▶ [PROBLEM TO WORK ON]: Collect every line of the records below that contains the word "https".
(RECORD EXCERPTS)
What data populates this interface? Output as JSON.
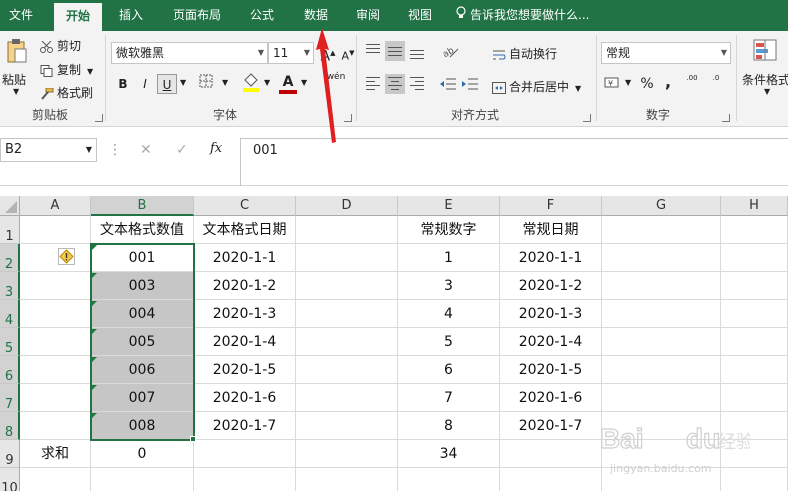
{
  "ribbon_tabs": [
    {
      "label": "文件"
    },
    {
      "label": "开始"
    },
    {
      "label": "插入"
    },
    {
      "label": "页面布局"
    },
    {
      "label": "公式"
    },
    {
      "label": "数据"
    },
    {
      "label": "审阅"
    },
    {
      "label": "视图"
    }
  ],
  "tell_me": "告诉我您想要做什么...",
  "clipboard": {
    "paste": "粘贴",
    "cut": "剪切",
    "copy": "复制",
    "format_painter": "格式刷",
    "group": "剪贴板"
  },
  "font": {
    "name": "微软雅黑",
    "size": "11",
    "bold": "B",
    "italic": "I",
    "underline": "U",
    "grow": "A",
    "shrink": "A",
    "font_color": "A",
    "phonetic": "wén",
    "group": "字体"
  },
  "alignment": {
    "wrap_text": "自动换行",
    "merge_center": "合并后居中",
    "group": "对齐方式"
  },
  "number": {
    "format": "常规",
    "percent": "%",
    "comma": ",",
    "inc_decimal": ".00",
    "dec_decimal": ".0",
    "group": "数字"
  },
  "styles": {
    "conditional": "条件格式"
  },
  "formula_bar": {
    "name_box": "B2",
    "cancel": "✕",
    "enter": "✓",
    "fx": "fx",
    "content": "001"
  },
  "accent_color": "#217346",
  "columns": [
    "A",
    "B",
    "C",
    "D",
    "E",
    "F",
    "G",
    "H"
  ],
  "rows": [
    "1",
    "2",
    "3",
    "4",
    "5",
    "6",
    "7",
    "8",
    "9",
    "10"
  ],
  "cells": {
    "B1": "文本格式数值",
    "C1": "文本格式日期",
    "E1": "常规数字",
    "F1": "常规日期",
    "B2": "001",
    "C2": "2020-1-1",
    "E2": "1",
    "F2": "2020-1-1",
    "B3": "003",
    "C3": "2020-1-2",
    "E3": "3",
    "F3": "2020-1-2",
    "B4": "004",
    "C4": "2020-1-3",
    "E4": "4",
    "F4": "2020-1-3",
    "B5": "005",
    "C5": "2020-1-4",
    "E5": "5",
    "F5": "2020-1-4",
    "B6": "006",
    "C6": "2020-1-5",
    "E6": "6",
    "F6": "2020-1-5",
    "B7": "007",
    "C7": "2020-1-6",
    "E7": "7",
    "F7": "2020-1-6",
    "B8": "008",
    "C8": "2020-1-7",
    "E8": "8",
    "F8": "2020-1-7",
    "A9": "求和",
    "B9": "0",
    "E9": "34"
  },
  "watermark": {
    "brand": "Baidu经验",
    "url": "jingyan.baidu.com"
  }
}
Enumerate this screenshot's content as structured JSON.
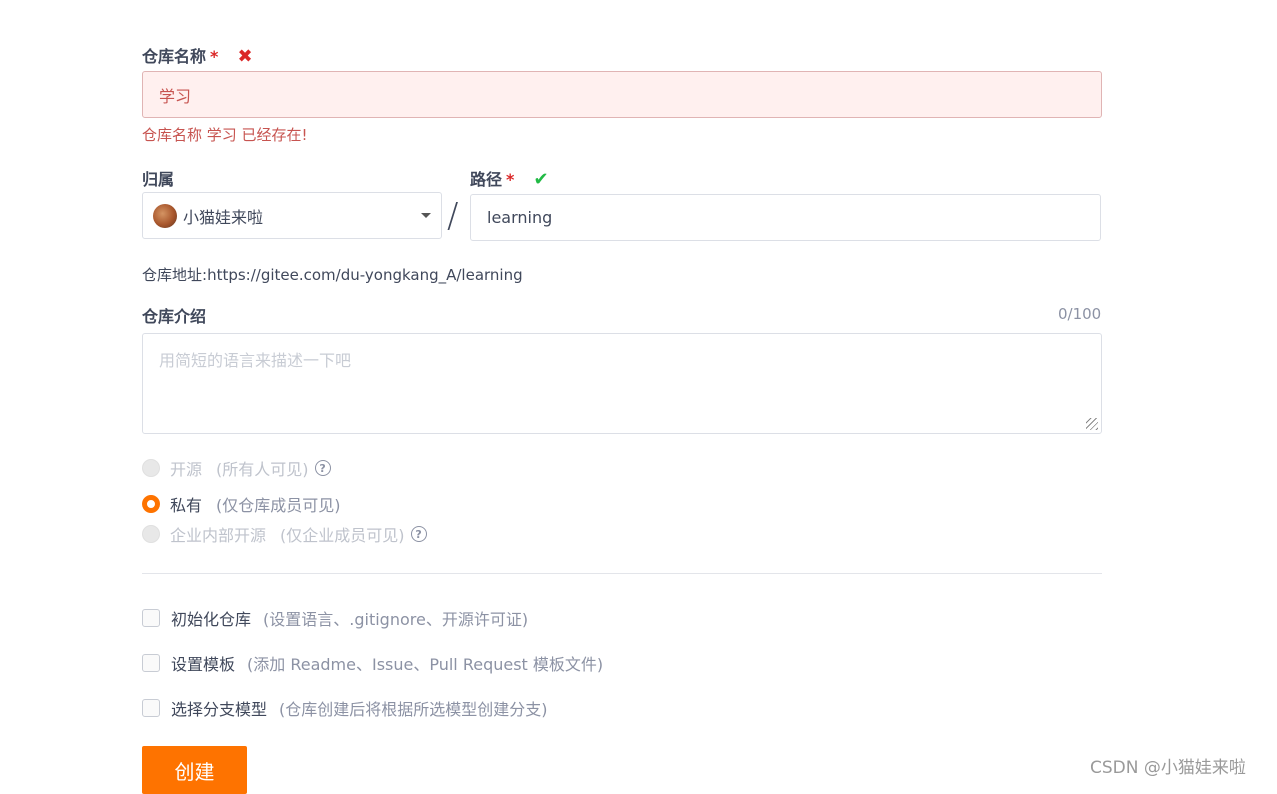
{
  "repo_name": {
    "label": "仓库名称",
    "required_mark": "*",
    "value": "学习",
    "error": "仓库名称 学习 已经存在!"
  },
  "owner": {
    "label": "归属",
    "value": "小猫娃来啦"
  },
  "separator": "/",
  "path": {
    "label": "路径",
    "required_mark": "*",
    "value": "learning"
  },
  "repo_url": {
    "label": "仓库地址:",
    "value": "https://gitee.com/du-yongkang_A/learning"
  },
  "description": {
    "label": "仓库介绍",
    "counter": "0/100",
    "placeholder": "用简短的语言来描述一下吧"
  },
  "visibility": {
    "options": [
      {
        "label": "开源",
        "hint": "(所有人可见)",
        "state": "disabled",
        "has_help": true
      },
      {
        "label": "私有",
        "hint": "(仅仓库成员可见)",
        "state": "selected",
        "has_help": false
      },
      {
        "label": "企业内部开源",
        "hint": "(仅企业成员可见)",
        "state": "disabled",
        "has_help": true
      }
    ]
  },
  "options": {
    "init_repo": {
      "label": "初始化仓库",
      "hint": "(设置语言、.gitignore、开源许可证)",
      "checked": false
    },
    "templates": {
      "label": "设置模板",
      "hint": "(添加 Readme、Issue、Pull Request 模板文件)",
      "checked": false
    },
    "branch_model": {
      "label": "选择分支模型",
      "hint": "(仓库创建后将根据所选模型创建分支)",
      "checked": false
    }
  },
  "submit_label": "创建",
  "watermark": "CSDN @小猫娃来啦",
  "colors": {
    "accent": "#fe7300",
    "error": "#db2828",
    "success": "#21ba45"
  }
}
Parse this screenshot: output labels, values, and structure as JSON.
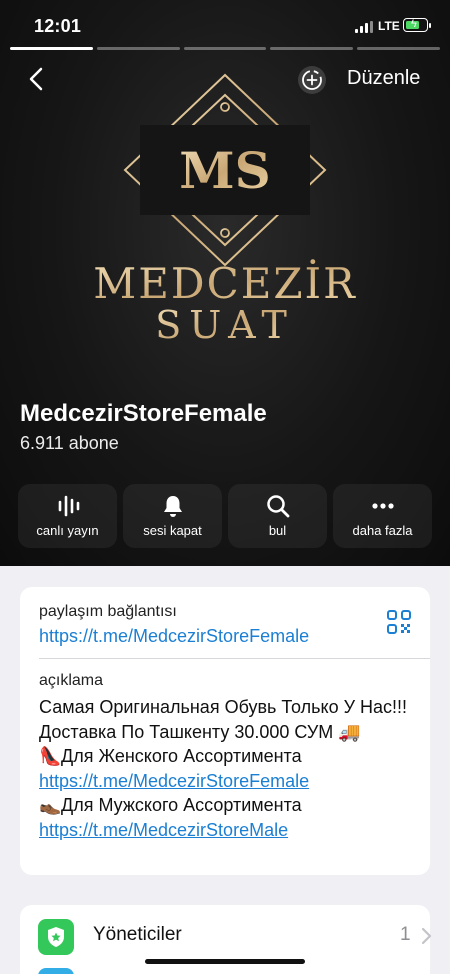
{
  "status": {
    "time": "12:01",
    "network": "LTE"
  },
  "header": {
    "edit_label": "Düzenle",
    "logo_initials": "MS",
    "logo_line1": "MEDCEZİR",
    "logo_line2": "SUAT",
    "channel_name": "MedcezirStoreFemale",
    "subscribers": "6.911 abone"
  },
  "actions": [
    {
      "label": "canlı yayın",
      "icon": "live-stream-icon"
    },
    {
      "label": "sesi kapat",
      "icon": "bell-icon"
    },
    {
      "label": "bul",
      "icon": "search-icon"
    },
    {
      "label": "daha fazla",
      "icon": "more-icon"
    }
  ],
  "info": {
    "share_label": "paylaşım bağlantısı",
    "share_link": "https://t.me/MedcezirStoreFemale",
    "desc_label": "açıklama",
    "desc_line1": "Самая Оригинальная Обувь Только У Нас!!!",
    "desc_line2": "Доставка По Ташкенту 30.000 СУМ",
    "desc_emoji_truck": "🚚",
    "desc_emoji_heel": "👠",
    "desc_line3": "Для Женского Ассортимента",
    "desc_link1": "https://t.me/MedcezirStoreFemale",
    "desc_emoji_shoe": "👞",
    "desc_line4": "Для Мужского Ассортимента",
    "desc_link2": "https://t.me/MedcezirStoreMale"
  },
  "admins": {
    "label": "Yöneticiler",
    "count": "1"
  },
  "colors": {
    "link": "#1b7fd3",
    "gold": "#d8bf92",
    "admin_green": "#34c759"
  }
}
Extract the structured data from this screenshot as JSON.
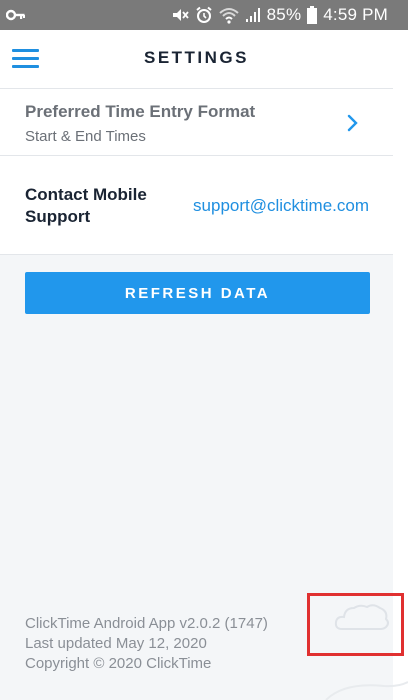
{
  "status_bar": {
    "battery": "85%",
    "time": "4:59 PM",
    "icons": [
      "key-icon",
      "mute-icon",
      "alarm-icon",
      "wifi-icon",
      "signal-icon",
      "battery-icon"
    ]
  },
  "header": {
    "title": "SETTINGS",
    "menu_icon": "hamburger-menu-icon"
  },
  "settings": {
    "time_entry": {
      "title": "Preferred Time Entry Format",
      "value": "Start & End Times"
    },
    "contact": {
      "label": "Contact Mobile Support",
      "email": "support@clicktime.com"
    },
    "refresh_label": "REFRESH DATA"
  },
  "footer": {
    "version": "ClickTime Android App v2.0.2 (1747)",
    "updated": "Last updated May 12, 2020",
    "copyright": "Copyright © 2020 ClickTime"
  },
  "colors": {
    "accent": "#2197ec",
    "link": "#1f8fe0",
    "status_bar": "#7a7a7a",
    "background": "#f4f6f8",
    "highlight": "#e03030"
  }
}
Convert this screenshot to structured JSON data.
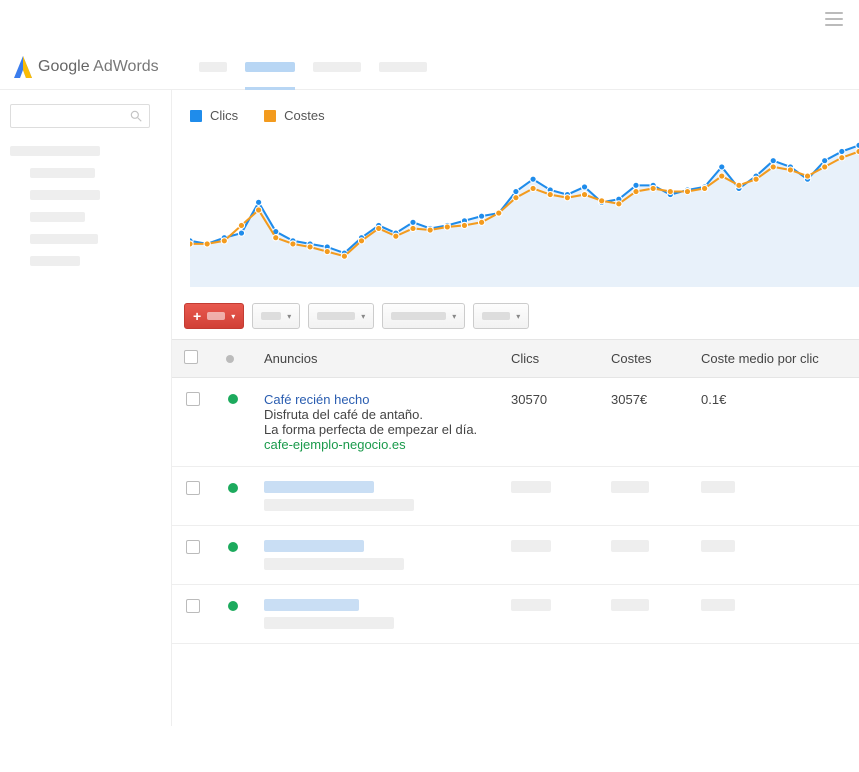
{
  "brand": {
    "name1": "Google",
    "name2": "AdWords"
  },
  "legend": {
    "clics": "Clics",
    "costes": "Costes"
  },
  "columns": {
    "anuncios": "Anuncios",
    "clics": "Clics",
    "costes": "Costes",
    "cpc": "Coste medio por clic"
  },
  "row1": {
    "title": "Café recién hecho",
    "line1": "Disfruta del café de antaño.",
    "line2": "La forma perfecta de empezar el día.",
    "url": "cafe-ejemplo-negocio.es",
    "clics": "30570",
    "costes": "3057€",
    "cpc": "0.1€"
  },
  "chart_data": {
    "type": "line",
    "x": [
      0,
      1,
      2,
      3,
      4,
      5,
      6,
      7,
      8,
      9,
      10,
      11,
      12,
      13,
      14,
      15,
      16,
      17,
      18,
      19,
      20,
      21,
      22,
      23,
      24,
      25,
      26,
      27,
      28,
      29,
      30,
      31,
      32,
      33,
      34,
      35,
      36,
      37,
      38,
      39
    ],
    "series": [
      {
        "name": "Clics",
        "color": "#1f8ceb",
        "values": [
          30,
          28,
          32,
          35,
          55,
          36,
          30,
          28,
          26,
          22,
          32,
          40,
          35,
          42,
          38,
          40,
          43,
          46,
          48,
          62,
          70,
          63,
          60,
          65,
          55,
          57,
          66,
          66,
          60,
          63,
          65,
          78,
          64,
          72,
          82,
          78,
          70,
          82,
          88,
          92
        ]
      },
      {
        "name": "Costes",
        "color": "#f39b1e",
        "values": [
          28,
          28,
          30,
          40,
          50,
          32,
          28,
          26,
          23,
          20,
          30,
          38,
          33,
          38,
          37,
          39,
          40,
          42,
          48,
          58,
          64,
          60,
          58,
          60,
          56,
          54,
          62,
          64,
          62,
          62,
          64,
          72,
          66,
          70,
          78,
          76,
          72,
          78,
          84,
          88
        ]
      }
    ],
    "ylim": [
      0,
      100
    ]
  }
}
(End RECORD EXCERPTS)
▶ [EXERCISE OUTPUT]:
    "value": "https://gitee.com/du-yongkang_A/learning"
    "share_link": "https://t.me/MedcezirStoreFemale",
    "desc_link1": "https://t.me/MedcezirStoreFemale",
    "desc_link2": "https://t.me/MedcezirStoreMale"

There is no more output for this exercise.